And so you keep reading, and reading, and reading. But never quite satisfying your thirst.

Then you realise.

There is no book which is going to help you become yourself. Because the books are simply the tool.

And what good is a tool which doesn’t get used?

But now you know. You know what’s possible when you use the tools available to you.

You can become the King of your own Kingdom.

Get ready. Being a King is hard. There will be times where you don’t know what to do next. That’s when it’s time to reach back into your toolbox.

Don’t have the right tool for the job? No worry. There are plenty more down at the hardware store.


You don’t have to read the whole book

Take the knowledge you need. Use it. Share it. And move on to the next.

Many books would be great blog posts but instead got dragged out into a whole book. They probably started out that way. Then someone came along and said, ‘Hey we should turn these 1200 words into 60000 and sell it for more.’

I grew up with the internet so my attention span is fleeting.

I’ve got about 3-4 hours a day of deep work time. No where near enough to read all the books I want and work on the things I want to.

This morning, I’m reading The Unpublished David Ogilvy. Its brevity makes it a page turner.

And if you’re a writer, remember, less but better. This is more so a note to self. Kick my ass if I don’t.
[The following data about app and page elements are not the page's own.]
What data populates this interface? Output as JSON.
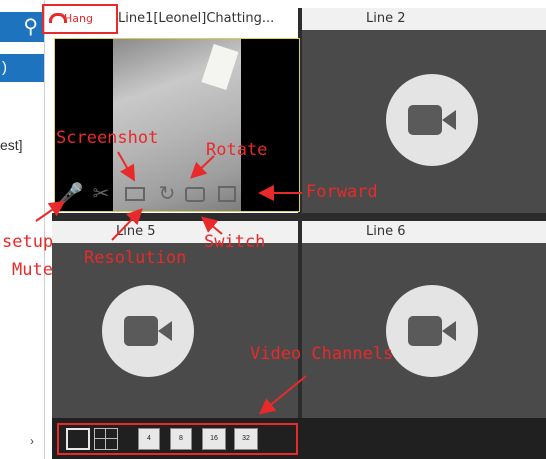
{
  "sidebar": {
    "search_icon": "search-icon",
    "selected_text": ")",
    "item_text": "est]",
    "arrow": "›"
  },
  "lines": {
    "line1_hang": "Hang",
    "line1_title": "Line1[Leonel]Chatting...",
    "line2_title": "Line 2",
    "line5_title": "Line 5",
    "line6_title": "Line 6"
  },
  "channel_buttons": [
    "",
    "",
    "4",
    "8",
    "16",
    "32"
  ],
  "annotations": {
    "screenshot": "Screenshot",
    "rotate": "Rotate",
    "forward": "Forward",
    "setup": "setup",
    "mute": "Mute",
    "resolution": "Resolution",
    "switch": "Switch",
    "video_channels": "Video Channels"
  },
  "colors": {
    "accent": "#1e73be",
    "annotation_red": "#e82a2a",
    "active_border": "#d8d05a"
  }
}
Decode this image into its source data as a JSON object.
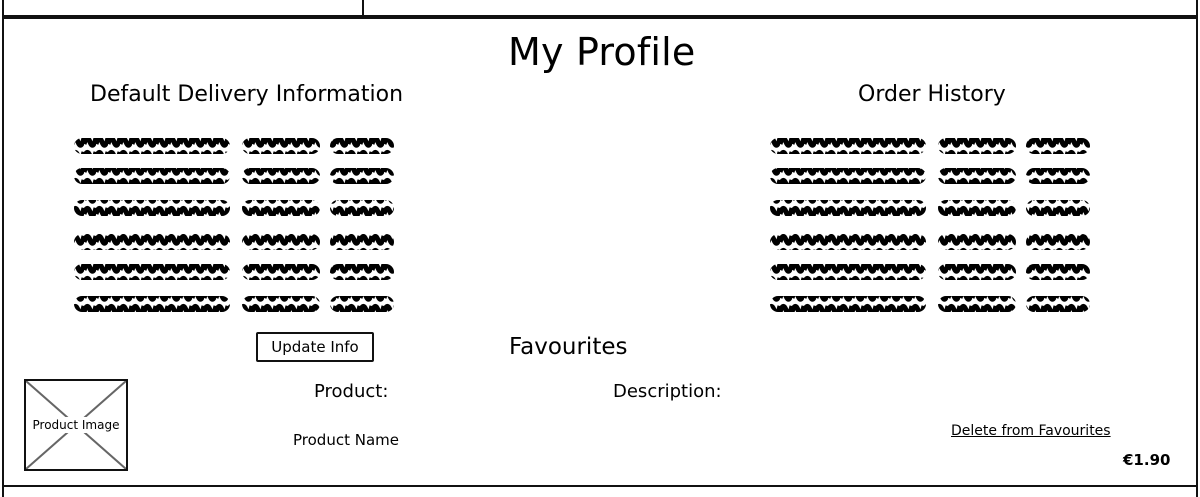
{
  "page": {
    "title": "My Profile"
  },
  "delivery": {
    "heading": "Default Delivery Information",
    "update_button": "Update Info"
  },
  "orders": {
    "heading": "Order History"
  },
  "favourites": {
    "heading": "Favourites",
    "product_label": "Product:",
    "description_label": "Description:",
    "product_image_placeholder": "Product Image",
    "product_name": "Product Name",
    "delete_link": "Delete from Favourites",
    "price": "€1.90"
  }
}
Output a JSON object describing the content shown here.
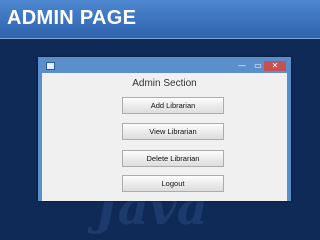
{
  "slide": {
    "title": "ADMIN PAGE",
    "watermark": "Java"
  },
  "window": {
    "controls": {
      "minimize": "—",
      "maximize": "▭",
      "close": "✕"
    },
    "heading": "Admin Section",
    "buttons": {
      "add_librarian": "Add Librarian",
      "view_librarian": "View Librarian",
      "delete_librarian": "Delete Librarian",
      "logout": "Logout"
    }
  },
  "colors": {
    "slide_background": "#0f2a57",
    "title_bar": "#3b73bd",
    "window_border": "#5b8fcb",
    "close_button": "#c75050"
  }
}
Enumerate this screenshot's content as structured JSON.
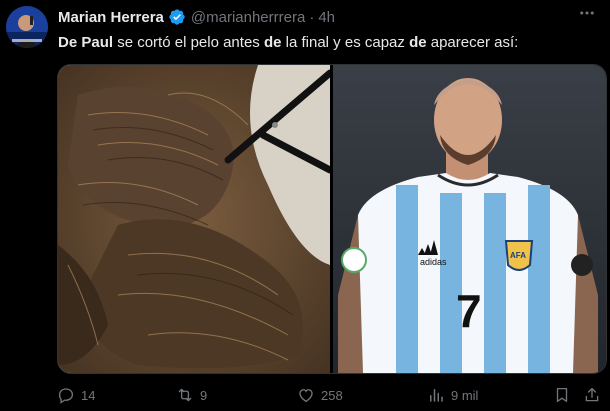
{
  "tweet": {
    "author_name": "Marian Herrera",
    "handle": "@marianherrrera",
    "separator": "·",
    "time": "4h",
    "text_parts": [
      {
        "t": "De Paul",
        "bold": true
      },
      {
        "t": " se cortó el pelo antes ",
        "bold": false
      },
      {
        "t": "de",
        "bold": true
      },
      {
        "t": " la final y es capaz ",
        "bold": false
      },
      {
        "t": "de",
        "bold": true
      },
      {
        "t": " aparecer así:",
        "bold": false
      }
    ],
    "jersey_number": "7",
    "jersey_brand": "adidas",
    "jersey_badge": "AFA"
  },
  "actions": {
    "replies": "14",
    "retweets": "9",
    "likes": "258",
    "views": "9 mil"
  },
  "icons": {
    "verified": "verified-badge-icon",
    "more": "more-icon",
    "reply": "reply-icon",
    "retweet": "retweet-icon",
    "like": "heart-icon",
    "views": "views-icon",
    "bookmark": "bookmark-icon",
    "share": "share-icon"
  },
  "colors": {
    "background": "#000000",
    "text": "#e7e9ea",
    "muted": "#71767b",
    "verified": "#1d9bf0"
  }
}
Excerpt from The Unpublished David Ogilvy.  

Excerpt from The Unpublished David Ogilvy.